DRC's opposition letter to HUD’s proposed changes

DRC helps hundreds of Californians with disabilities to access public housing every year. In our experience, many mixed status American families are comprised of one or more children who have a recognized status and caregivers who do not have a recognized immigration status.

 

DRC's opposition letter to HUD’s proposed changes

DRC helps hundreds of Californians with disabilities to access public housing every year. In our experience, many mixed status American families are comprised of one or more children who have a recognized status and caregivers who do not have a recognized immigration status. Under existing rules, HUD already funds only the members with a recognized status. But under the proposed rule, such children would not be eligible for housing despite their recognized immigration status. The proposed rule puts children with disabilities from mixed status families at particular risk of harm. HUD should leave longstanding rules in place and withdraw the proposed rule in its entirety.

Read DRC’s full letter below.

July 9, 2019

Office of General Counsel, Rules Docket Clerk
Department of Housing and Urban Development
Submitted via www.regulations.gov

Opposition to Proposed Rule FR-6124-P-01 (RIN 2501-AD89)

Dear Counsel:

Disability Rights California, the largest disability rights group in the nation, writes to voice our strong opposition to HUD’s proposed changes regarding “verification of eligible status,” published in the Federal Register on May 10, 2019 (RIN 2501-AD89; HUD Docket No. FR-6124-P-01). DRC helps hundreds of Californians with disabilities to access public housing every year. In our experience, many mixed status American families are comprised of one or more children who have a recognized status and caregivers who do not have a recognized immigration status. Under existing rules, HUD already funds only the members with a recognized status. But under the proposed rule, such children would not be eligible for housing despite their recognized immigration status. The proposed rule puts children with disabilities from mixed status families at particular risk of harm. HUD should leave longstanding rules in place and withdraw the proposed rule in its entirety.

DRC is the protection and advocacy agency for California, established by federal law established to protect and advocate for the rights of all people with disabilities in our state. Last year we helped almost 25,000 people. Hundreds of thousands more were helped because of our litigation, policy work, trainings and publications.

DRC is addressing the California affordable, accessible housing crisis through a variety of means. We provide technical assistance to clients and their advocates. We provide direct legal services to obtain eligibility for a range of benefits and services that foster sustainable housing. We defend evictions that are based on our clients’ disabilities.
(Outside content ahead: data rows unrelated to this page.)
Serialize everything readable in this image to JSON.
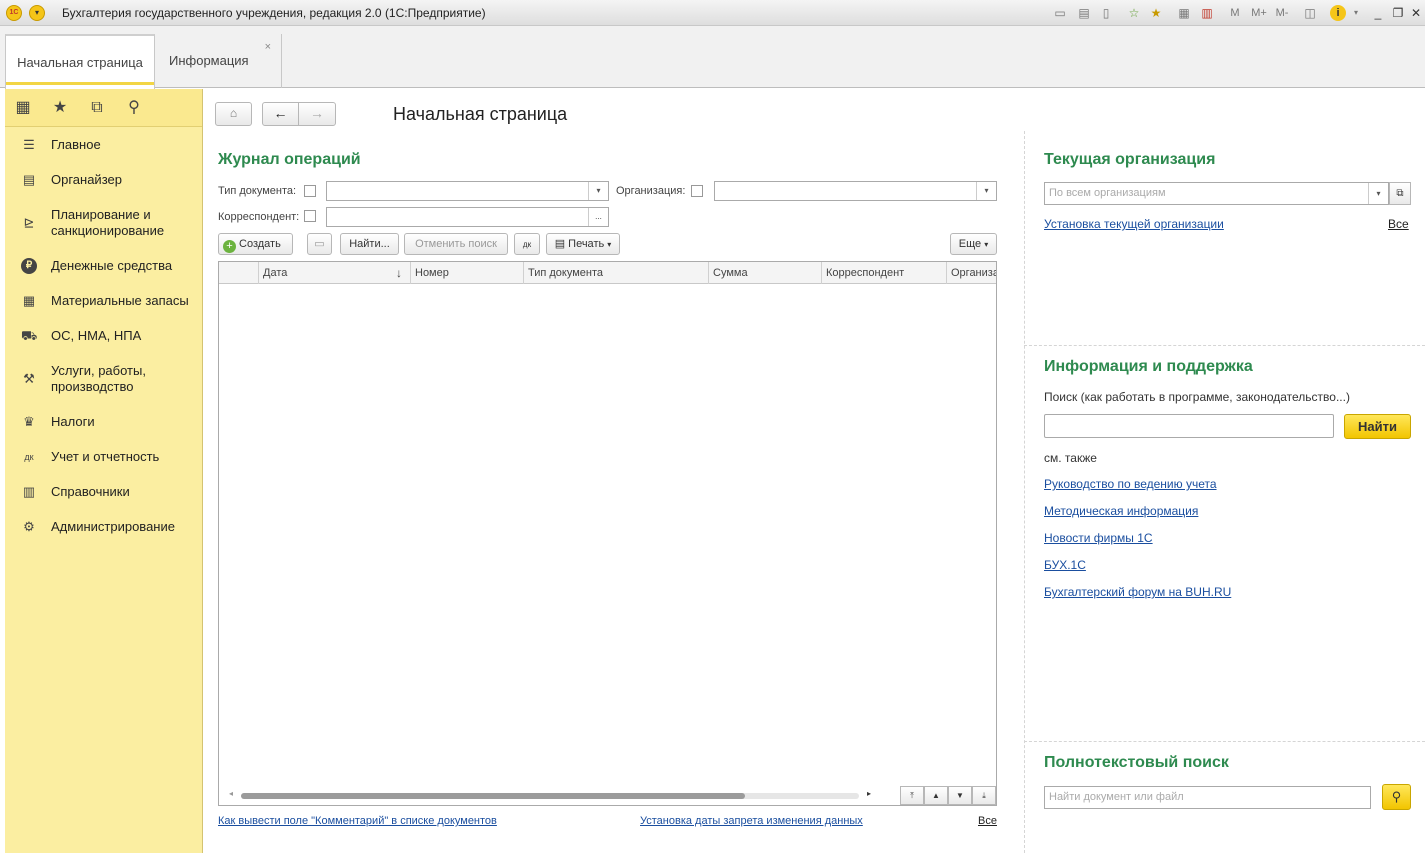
{
  "window": {
    "title": "Бухгалтерия государственного учреждения, редакция 2.0  (1С:Предприятие)"
  },
  "tabs": [
    {
      "label": "Начальная страница",
      "active": true
    },
    {
      "label": "Информация",
      "active": false,
      "close": "×"
    }
  ],
  "sidebar": {
    "items": [
      {
        "label": "Главное",
        "icon": "menu-lines-icon"
      },
      {
        "label": "Органайзер",
        "icon": "notebook-icon"
      },
      {
        "label": "Планирование и санкционирование",
        "icon": "planning-icon"
      },
      {
        "label": "Денежные средства",
        "icon": "ruble-icon"
      },
      {
        "label": "Материальные запасы",
        "icon": "warehouse-icon"
      },
      {
        "label": "ОС, НМА, НПА",
        "icon": "truck-icon"
      },
      {
        "label": "Услуги, работы, производство",
        "icon": "tools-icon"
      },
      {
        "label": "Налоги",
        "icon": "emblem-icon"
      },
      {
        "label": "Учет и отчетность",
        "icon": "dt-kt-icon"
      },
      {
        "label": "Справочники",
        "icon": "books-icon"
      },
      {
        "label": "Администрирование",
        "icon": "gear-icon"
      }
    ]
  },
  "page": {
    "title": "Начальная страница"
  },
  "journal": {
    "title": "Журнал операций",
    "doc_type_label": "Тип документа:",
    "org_label": "Организация:",
    "correspondent_label": "Корреспондент:",
    "browse": "...",
    "toolbar": {
      "create": "Создать",
      "find": "Найти...",
      "cancel_search": "Отменить поиск",
      "print": "Печать",
      "more": "Еще"
    },
    "columns": [
      "Дата",
      "Номер",
      "Тип документа",
      "Сумма",
      "Корреспондент",
      "Организация"
    ],
    "sort_arrow": "↓",
    "footer_links": [
      "Как вывести поле \"Комментарий\" в списке документов",
      "Установка даты запрета изменения данных",
      "Все"
    ]
  },
  "org_panel": {
    "title": "Текущая организация",
    "placeholder": "По всем организациям",
    "link": "Установка текущей организации",
    "all": "Все"
  },
  "info_panel": {
    "title": "Информация и поддержка",
    "search_hint": "Поиск (как работать в программе, законодательство...)",
    "find_button": "Найти",
    "see_also": "см. также",
    "links": [
      "Руководство по ведению учета",
      "Методическая информация",
      "Новости фирмы 1С",
      "БУХ.1С",
      "Бухгалтерский форум на BUH.RU"
    ]
  },
  "fulltext": {
    "title": "Полнотекстовый поиск",
    "placeholder": "Найти документ или файл"
  }
}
We engage in policy advocacy such as this letter. And when public and private entities refuse to follow the law, we litigate.

People with disabilities comprise a large percentage of the individuals served by HUD programs. People with disabilities often have fewer financial resources than nondisabled cohorts and remain among the country’s poorest classes of people. And they all too often face discrimination when seeking jobs and housing. Termination of assistance under the proposed rule could put people with disabilities at heightened risk of homelessness.

DRC agrees that the current waitlist system for access to Public Housing Authorities is unworkable, leaving millions of Americans in the lurch. But HUD’s own impact analysis concedes that fewer people will likely reach the end of the waitlist and receive housing under this rule. While we could endorse many proposed solutions to the waitlist problem, this rule is no such proposed solution. Thus, we oppose the rule strongly.

The lack of accessible, affordable housing is a continuing and significant barrier to integrated community living, making it difficult for people with disabilities to move from segregated facilities into the community, and putting many people with disabilities at risk of unnecessary institutionalization or homelessness.

A combination of current federal and state laws help low income people with disabilities remain in their homes and with their families. Inclusion of people with disabilities is mandated because our country historically forced many out of their homes and instead locked them in institutions. All people should be able to live in safe, accessible housing regardless of immigration status.

Community living makes sound economic sense for the nation. Study after study has proven the obvious: the forced institutionalization of people with disabilities is always drastically more expensive than providing appropriate support to allow them to live in their community. HUD’s programs are a vital component to low-cost community living opportunities.

We urge HUD to immediately withdraw its current proposal, and dedicate its efforts to advancing policies that strengthen—rather than undermine— the ability of people with disabilities to support themselves and their families regardless of immigration status. If we want our communities to thrive, everyone in those communities must be able to stay together and get the care, services and support they need to remain healthy and productive.

Please contact me at ben.conway@disabilityrightsca.org for further information.

Sincerely,
Ben Conway's signature
Ben Conway
Litigation Counsel, Civil Rights Practice Group
Disability Rights California